High quality and global reputation give Beyond Meat and Impossible Foods an advantage, says Graham Miao, general manager at GFIC, a Shanghai-based consulting firm. But the marquee products are based on ground beef and variations, which aren’t typical in Chinese cuisine.
“If leading international brands are prepared to localize swiftly and effectively as Chinese market response may demand, they stand strong chances to dominate initially,” Miao says. “Otherwise, ambitious Chinese companies focusing on Chinese-designed, high quality products could quickly build a lot of momentum and consumer resonance.”

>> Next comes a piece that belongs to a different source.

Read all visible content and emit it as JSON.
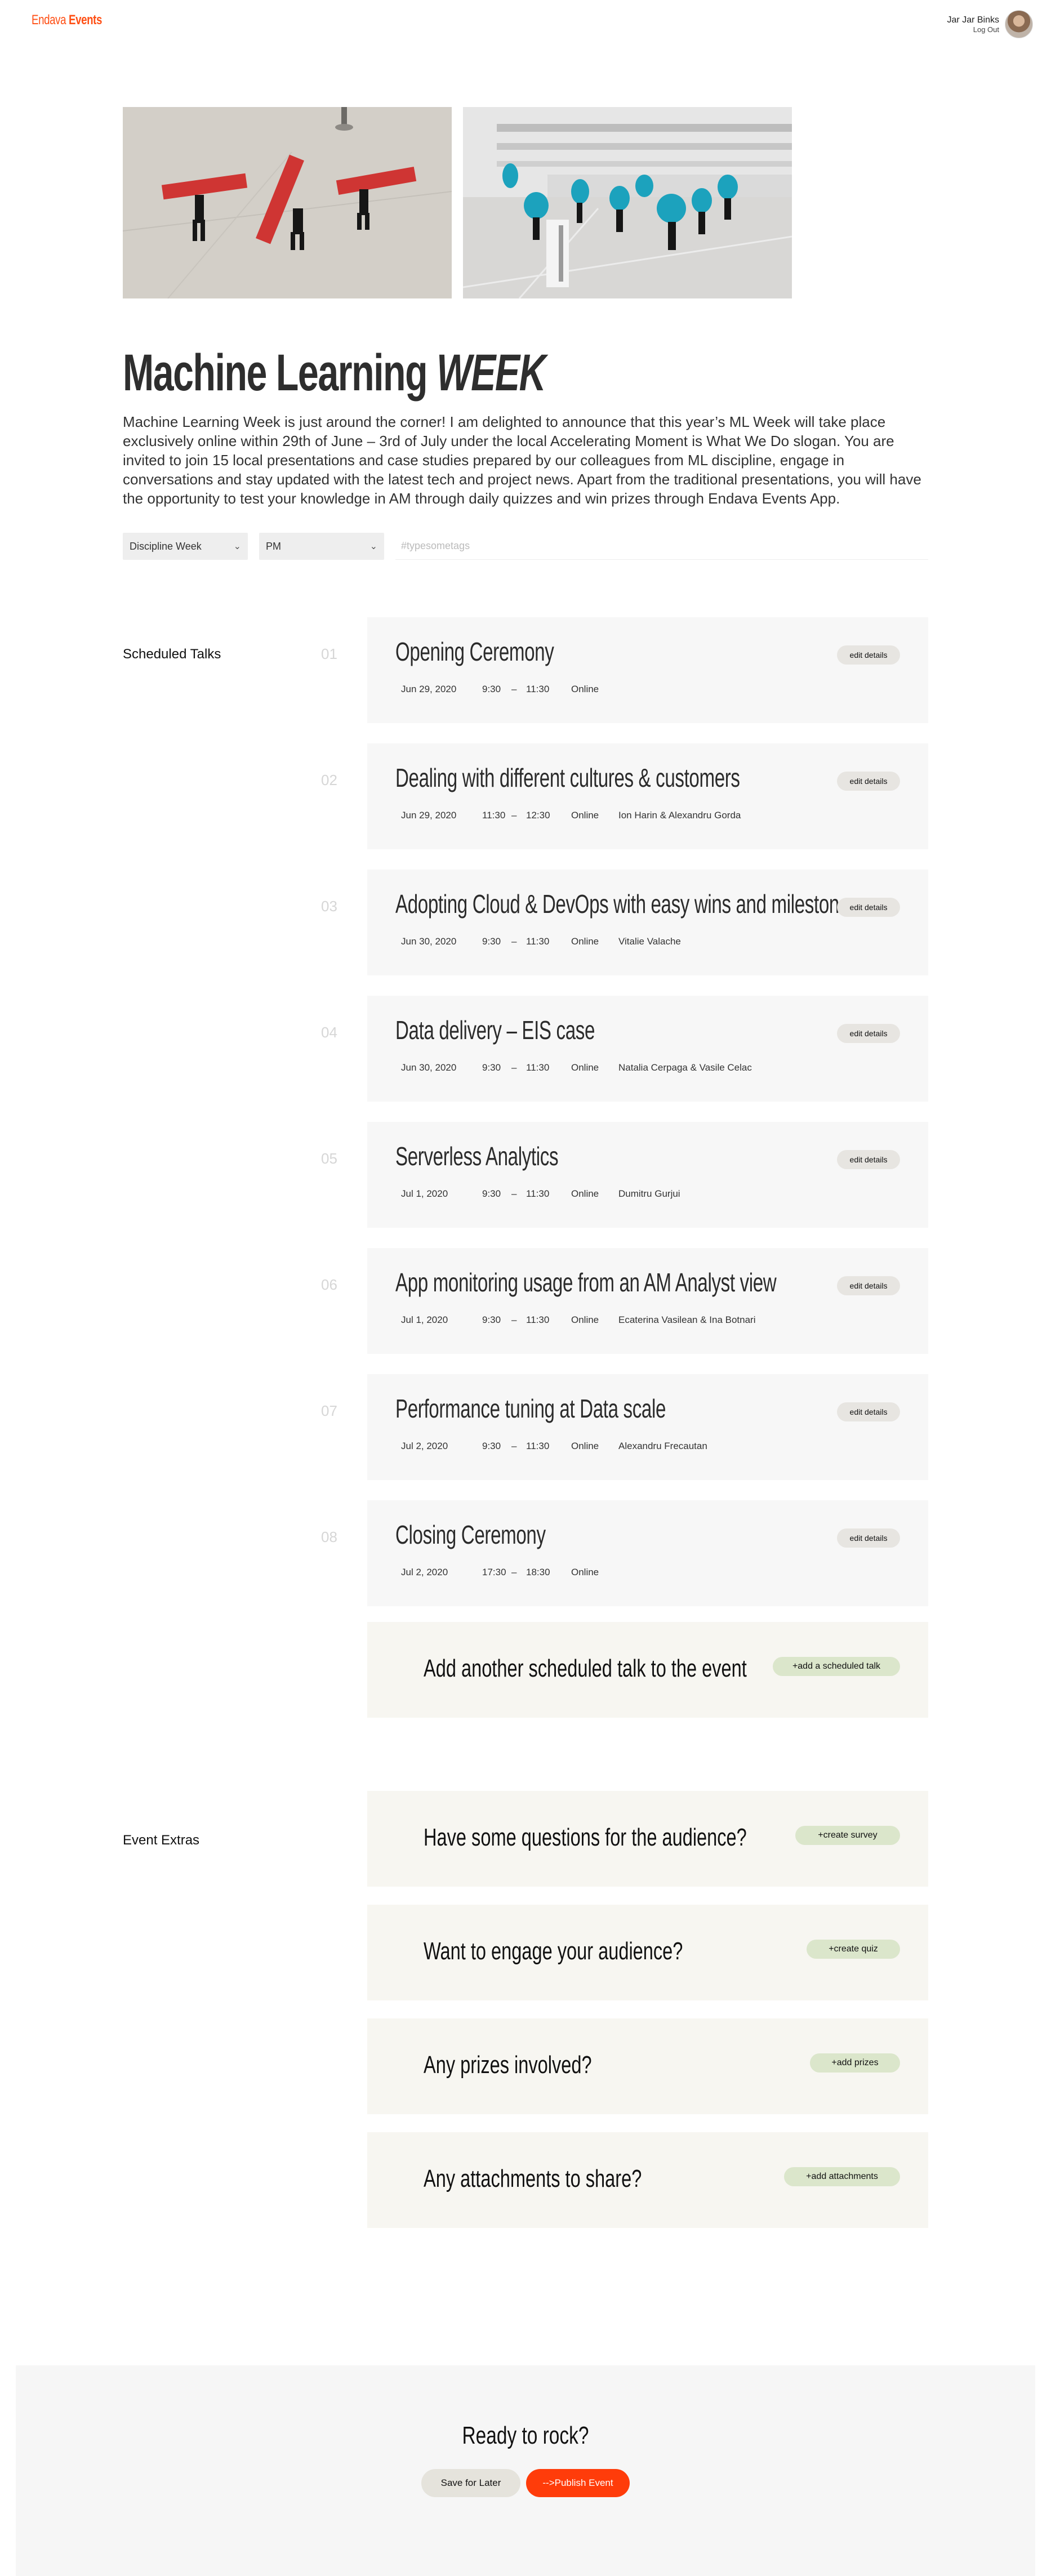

Several Chinese companies are already starting to make headway with their own new meat alternatives. Zhenmeat, for example, used social media to launch vegan meat mooncakes just before the Mid-Autumn Festival in September, and quickly sold out. Hong Kong-based Green Monday has unveiled Omnipork, an imitation pork product made from mushroom, pea, soy and rice.
Green Monday sells other plant-based products, including Beyond Meat, throughout Asia on its Green Common website. Co-founder and CEO David Yeung points to the success of the company’s Beyond Burger Curry Rice, which marries a standard burger patty with Japanese ingredients and flavours.
As Xie’s ZeroGo menu shows, more traditional ingredients such as beans and mushrooms can be satisfying too. Plus, while some American consumers are willing to look past higher prices for a meal they think is better for their health, for animals and the environment, Chinese consumers, Chen says, aren’t there yet.
Finding a balance between healthy plants, processed ones, and exciting innovation won’t be easy. The Grand Hyatt Singapore hotels, for example, offer Impossible, Beyond and Just products. The plant-oriented menus in the region are getting more popular, but the meat alternatives aren’t in the spotlight.
“Our key focus is more on natural products,” says Andreas Stalder, the Grand Hyatt’s senior vice-president of food and beverage operations and product development. “Our goal is to use more locally sourced fruits and vegetables in our menus cooked in innovative and exciting ways.”
The last hurdle, in China and elsewhere: price. Beyond Meat and Impossible Foods’ products still cost more than beef in the US, but the gap is closing. An Impossible Whopper at Burger King, for example, costs only US$1 more than a beef Whopper. “We’re gonna price it as affordable as we possibly can,” Impossible’s Brown says, adding that the company expects to be able to compete on price when the firm is at “full scale” – whenever that day comes.
Beyond declined to comment directly on price, but Brown has been confident that his company’s roster of globally famous super fans can sway Chinese consumers.
They will maybe even convince them that his products connote a high status, just like meat. “Look at some of the investors we have, some of the early advocates – whether it’s Leonardo DiCaprio, NBA players – just pick your favourite,” he says. “Those carry a tremendous amount of weight globally.”
Impossible’s Brown, meanwhile, outlined a Chinese version of its American roll-out, driven by star chefs and fancy restaurants: “If you look at the precedents of every other market that we’ve entered – we launched in Hong Kong and Singapore – we’ll follow a similar strategy, which will involve working with highly respected chefs in restaurants to make it clear to consumers that this is an uncompromising product.”
For Birdy Gao, a 29-year-old native Beijinger and diehard vegan, the possibility of trying American meat substitutes makes her eyes light up.
“Having given up meat many years ago, I’d love to see if it lives up to its promise of replicating the taste,” says Gao.
Of course, she says, there’s a catch: “If it’s too expensive, I won’t buy it.”